“Gondomar died at Bommel in Flanders in 1625. ‘He told a merry tale; read Shakespeare’s plays, subscribed for a First Folio; liked English wines; assured Sir John Digby that he was an Englishman at heart; was very gallant to the ladies;’ and ‘became all things to all men.’ Granger says, ‘Perhaps there never was a man who had so much art as Gondomar, with so little appearance of it.’”

(Brown II:899–901)


an IN BRIEF biography of James I of England, the king whom Gondomar “could play upon ... as on an instrument”

* * *
an IN BRIEF biography of Sir Walter Ralegh, whose final downfall Aubrey attributed to Gondomar and his unique brand of “Spanish Politicks”

* * *
an IN BRIEF biography of the Spanish ambassador to England ca. 1605–1612, Don Pedro de Zuñiga
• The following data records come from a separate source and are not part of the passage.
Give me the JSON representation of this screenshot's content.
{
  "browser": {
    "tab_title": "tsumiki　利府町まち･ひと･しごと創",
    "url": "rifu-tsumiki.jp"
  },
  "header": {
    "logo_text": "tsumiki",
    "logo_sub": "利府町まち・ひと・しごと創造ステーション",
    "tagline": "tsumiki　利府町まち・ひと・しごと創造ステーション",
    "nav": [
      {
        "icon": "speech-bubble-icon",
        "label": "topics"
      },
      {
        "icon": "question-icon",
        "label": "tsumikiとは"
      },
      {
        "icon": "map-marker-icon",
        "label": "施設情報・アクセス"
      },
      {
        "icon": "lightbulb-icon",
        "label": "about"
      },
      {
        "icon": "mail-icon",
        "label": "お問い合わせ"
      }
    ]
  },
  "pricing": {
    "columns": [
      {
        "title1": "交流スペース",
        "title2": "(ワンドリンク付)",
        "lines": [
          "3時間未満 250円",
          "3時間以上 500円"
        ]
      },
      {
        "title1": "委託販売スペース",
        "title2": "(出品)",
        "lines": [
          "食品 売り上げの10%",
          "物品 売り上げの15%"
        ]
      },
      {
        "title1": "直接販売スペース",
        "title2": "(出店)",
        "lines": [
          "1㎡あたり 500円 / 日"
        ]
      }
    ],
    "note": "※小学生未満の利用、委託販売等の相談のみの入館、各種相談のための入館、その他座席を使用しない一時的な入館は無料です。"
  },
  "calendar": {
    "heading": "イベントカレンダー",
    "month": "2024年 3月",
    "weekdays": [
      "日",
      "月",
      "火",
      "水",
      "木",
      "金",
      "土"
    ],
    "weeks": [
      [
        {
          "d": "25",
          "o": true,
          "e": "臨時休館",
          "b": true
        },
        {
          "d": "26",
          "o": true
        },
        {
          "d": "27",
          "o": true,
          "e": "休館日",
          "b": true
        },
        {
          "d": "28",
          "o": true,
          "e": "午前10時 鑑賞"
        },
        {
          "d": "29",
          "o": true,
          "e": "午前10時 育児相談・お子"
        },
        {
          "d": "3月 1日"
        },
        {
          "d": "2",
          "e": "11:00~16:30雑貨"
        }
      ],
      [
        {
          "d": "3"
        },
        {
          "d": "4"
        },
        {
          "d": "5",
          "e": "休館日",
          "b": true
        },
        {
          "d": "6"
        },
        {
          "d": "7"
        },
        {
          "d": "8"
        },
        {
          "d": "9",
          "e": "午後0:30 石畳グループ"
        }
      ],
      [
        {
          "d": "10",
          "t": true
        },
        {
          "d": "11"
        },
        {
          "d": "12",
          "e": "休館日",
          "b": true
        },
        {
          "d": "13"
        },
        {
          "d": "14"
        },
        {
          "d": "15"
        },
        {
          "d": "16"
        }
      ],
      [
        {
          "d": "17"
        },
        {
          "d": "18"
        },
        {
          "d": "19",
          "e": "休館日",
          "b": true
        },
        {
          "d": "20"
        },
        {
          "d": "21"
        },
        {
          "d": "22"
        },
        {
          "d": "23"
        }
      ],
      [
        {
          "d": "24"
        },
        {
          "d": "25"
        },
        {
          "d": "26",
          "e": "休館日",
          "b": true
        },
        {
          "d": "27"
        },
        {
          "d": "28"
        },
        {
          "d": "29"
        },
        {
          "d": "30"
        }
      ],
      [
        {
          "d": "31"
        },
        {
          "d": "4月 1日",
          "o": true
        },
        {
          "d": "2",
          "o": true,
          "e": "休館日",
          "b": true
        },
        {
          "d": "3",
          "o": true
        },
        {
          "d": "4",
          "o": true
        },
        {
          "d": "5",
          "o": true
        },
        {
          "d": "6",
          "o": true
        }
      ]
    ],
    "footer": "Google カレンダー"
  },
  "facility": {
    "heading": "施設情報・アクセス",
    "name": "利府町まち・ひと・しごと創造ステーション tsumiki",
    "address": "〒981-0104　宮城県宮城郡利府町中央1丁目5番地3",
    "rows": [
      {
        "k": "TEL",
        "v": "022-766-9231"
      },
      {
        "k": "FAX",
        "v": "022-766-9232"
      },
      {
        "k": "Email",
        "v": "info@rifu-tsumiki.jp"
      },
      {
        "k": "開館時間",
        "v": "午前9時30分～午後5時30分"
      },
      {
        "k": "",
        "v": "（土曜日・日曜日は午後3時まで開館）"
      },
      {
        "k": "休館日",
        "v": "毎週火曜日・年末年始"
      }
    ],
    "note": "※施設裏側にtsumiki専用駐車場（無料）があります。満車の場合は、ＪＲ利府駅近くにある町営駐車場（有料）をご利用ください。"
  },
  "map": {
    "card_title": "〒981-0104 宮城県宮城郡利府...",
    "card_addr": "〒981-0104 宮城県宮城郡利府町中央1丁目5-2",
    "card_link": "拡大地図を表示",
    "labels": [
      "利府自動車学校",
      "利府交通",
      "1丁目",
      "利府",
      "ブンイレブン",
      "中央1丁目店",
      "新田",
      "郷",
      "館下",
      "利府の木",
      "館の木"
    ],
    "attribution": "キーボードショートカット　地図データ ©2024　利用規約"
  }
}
* * *
further discussion of Don Alonso de Velasco, the Spanish ambassador preceding Gondomar, in the GALLERY exhibit on the “Velasco Map” of 1610/11

* * *
further discussion of Captain Keymis's reconnoitering expeditions to Guiana (on Ralegh's behalf) in a letter from Keymis's old college friend, Thomas Hariot, to Sir Robert Cecil; see the digital transcription of Hariot’s letter (dated 1596) in the LIBRARY

< Count de Gondomar, Spanish ambassador to the court of James I

Attributed to A. Blyenberch.

At least of one of Gondomar’s portraits — perhaps this one — was engraved, stocked and sold in London by the Commonwealth print dealer, Thomas Jenner, active from 1618–1672.

< Count de Gondomar, Spanish ambassador to the court of James I

From Ben Damman’s engraving of the original portrait by Mytens at Hampton Court (as of 1890, when reproduced by Alexander Brown in vol. 1 of his Genesis of the United States, facing pg. 430).

return to top of page

up a level: IN BRIEF page

This Web page was last modified on:  09/02/2014 12:56 PM.